### Your instructions
Output the entries exactly as they appear. Pictures should not be included.

*** Opening of Material shown ***

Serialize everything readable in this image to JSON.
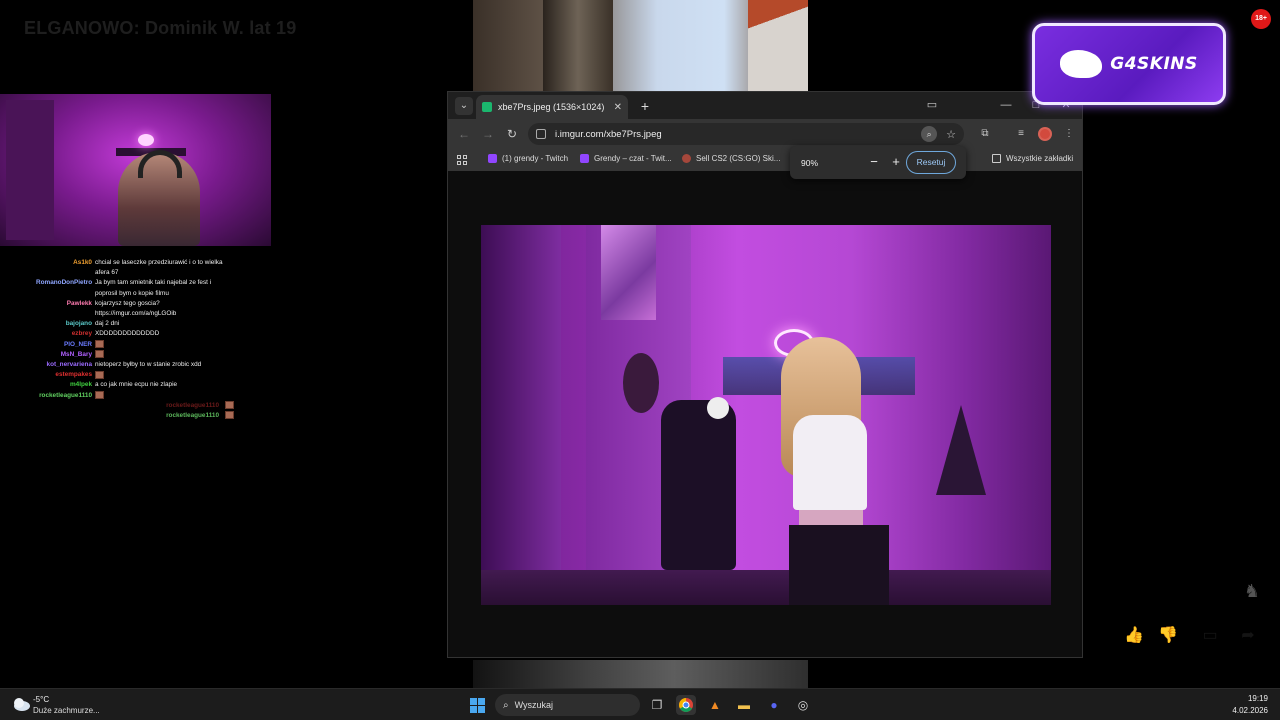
{
  "stream": {
    "title": "ELGANOWO: Dominik W. lat 19"
  },
  "chat": [
    {
      "user": "As1k0",
      "color": "#f0a030",
      "message": "chcial se laseczke przedziurawić i o to wielka afera 67"
    },
    {
      "user": "RomanoDonPietro",
      "color": "#8fa6ff",
      "message": "Ja bym tam smietnik taki najebal ze fest i poprosil bym o kopie filmu"
    },
    {
      "user": "Pawlekk",
      "color": "#ff7bb0",
      "message": "kojarzysz tego goscia? https://imgur.com/a/ngLGOib"
    },
    {
      "user": "bajojano",
      "color": "#5ac8c8",
      "message": "daj 2 dni"
    },
    {
      "user": "ezbrey",
      "color": "#d03030",
      "message": "XDDDDDDDDDDDDD"
    },
    {
      "user": "PIO_NER",
      "color": "#6a7bff",
      "message": "",
      "emote": true
    },
    {
      "user": "MsN_Bary",
      "color": "#b060ff",
      "message": "",
      "emote": true
    },
    {
      "user": "kot_nervariena",
      "color": "#9b6bff",
      "message": "nietoperz byłby to w stanie zrobic xdd"
    },
    {
      "user": "estempakes",
      "color": "#e03030",
      "message": "",
      "emote": true
    },
    {
      "user": "m4lpek",
      "color": "#40d040",
      "message": "a co jak mnie ecpu nie zlapie"
    },
    {
      "user": "rocketleague1110",
      "color": "#60d060",
      "message": "",
      "emote": true
    }
  ],
  "chat_right": [
    {
      "user": "rocketleague1110",
      "color": "#6b1a1a"
    },
    {
      "user": "rocketleague1110",
      "color": "#5cb85c"
    }
  ],
  "browser": {
    "tab_title": "xbe7Prs.jpeg (1536×1024)",
    "url": "i.imgur.com/xbe7Prs.jpeg",
    "bookmarks": [
      {
        "label": "(1) grendy - Twitch",
        "icon": "twitch-icon"
      },
      {
        "label": "Grendy – czat - Twit...",
        "icon": "twitch-icon"
      },
      {
        "label": "Sell CS2 (CS:GO) Ski...",
        "icon": "sell-icon"
      },
      {
        "label": "Wszystkie zakładki",
        "icon": "folder-icon"
      }
    ],
    "zoom": {
      "value": "90%",
      "minus": "−",
      "plus": "+",
      "reset": "Resetuj"
    }
  },
  "overlay": {
    "brand": "G4SKINS",
    "age_badge": "18+"
  },
  "taskbar": {
    "weather_temp": "-5°C",
    "weather_desc": "Duże zachmurze...",
    "search_placeholder": "Wyszukaj",
    "time": "19:19",
    "date": "4.02.2026"
  }
}
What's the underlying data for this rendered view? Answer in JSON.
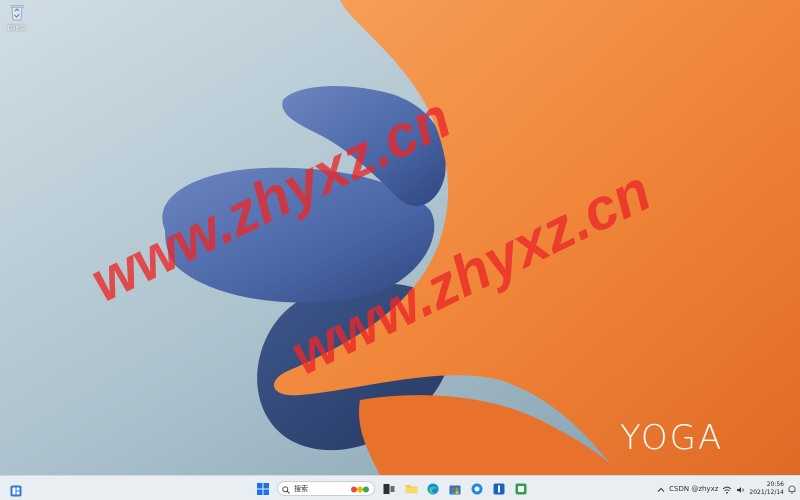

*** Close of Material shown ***

### Exercise response
Serialize everything readable in this image to JSON.
{
  "stream": {
    "title": "ELGANOWO: Dominik W. lat 19"
  },
  "chat": [
    {
      "user": "As1k0",
      "color": "#f0a030",
      "message": "chcial se laseczke przedziurawić i o to wielka afera 67"
    },
    {
      "user": "RomanoDonPietro",
      "color": "#8fa6ff",
      "message": "Ja bym tam smietnik taki najebal ze fest i poprosil bym o kopie filmu"
    },
    {
      "user": "Pawlekk",
      "color": "#ff7bb0",
      "message": "kojarzysz tego goscia? https://imgur.com/a/ngLGOib"
    },
    {
      "user": "bajojano",
      "color": "#5ac8c8",
      "message": "daj 2 dni"
    },
    {
      "user": "ezbrey",
      "color": "#d03030",
      "message": "XDDDDDDDDDDDDD"
    },
    {
      "user": "PIO_NER",
      "color": "#6a7bff",
      "message": "",
      "emote": true
    },
    {
      "user": "MsN_Bary",
      "color": "#b060ff",
      "message": "",
      "emote": true
    },
    {
      "user": "kot_nervariena",
      "color": "#9b6bff",
      "message": "nietoperz byłby to w stanie zrobic xdd"
    },
    {
      "user": "estempakes",
      "color": "#e03030",
      "message": "",
      "emote": true
    },
    {
      "user": "m4lpek",
      "color": "#40d040",
      "message": "a co jak mnie ecpu nie zlapie"
    },
    {
      "user": "rocketleague1110",
      "color": "#60d060",
      "message": "",
      "emote": true
    }
  ],
  "chat_right": [
    {
      "user": "rocketleague1110",
      "color": "#6b1a1a"
    },
    {
      "user": "rocketleague1110",
      "color": "#5cb85c"
    }
  ],
  "browser": {
    "tab_title": "xbe7Prs.jpeg (1536×1024)",
    "url": "i.imgur.com/xbe7Prs.jpeg",
    "bookmarks": [
      {
        "label": "(1) grendy - Twitch",
        "icon": "twitch-icon"
      },
      {
        "label": "Grendy – czat - Twit...",
        "icon": "twitch-icon"
      },
      {
        "label": "Sell CS2 (CS:GO) Ski...",
        "icon": "sell-icon"
      },
      {
        "label": "Wszystkie zakładki",
        "icon": "folder-icon"
      }
    ],
    "zoom": {
      "value": "90%",
      "minus": "−",
      "plus": "+",
      "reset": "Resetuj"
    }
  },
  "overlay": {
    "brand": "G4SKINS",
    "age_badge": "18+"
  },
  "taskbar": {
    "weather_temp": "-5°C",
    "weather_desc": "Duże zachmurze...",
    "search_placeholder": "Wyszukaj",
    "time": "19:19",
    "date": "4.02.2026"
  }
}
What's the underlying data for this rendered view? Answer in JSON.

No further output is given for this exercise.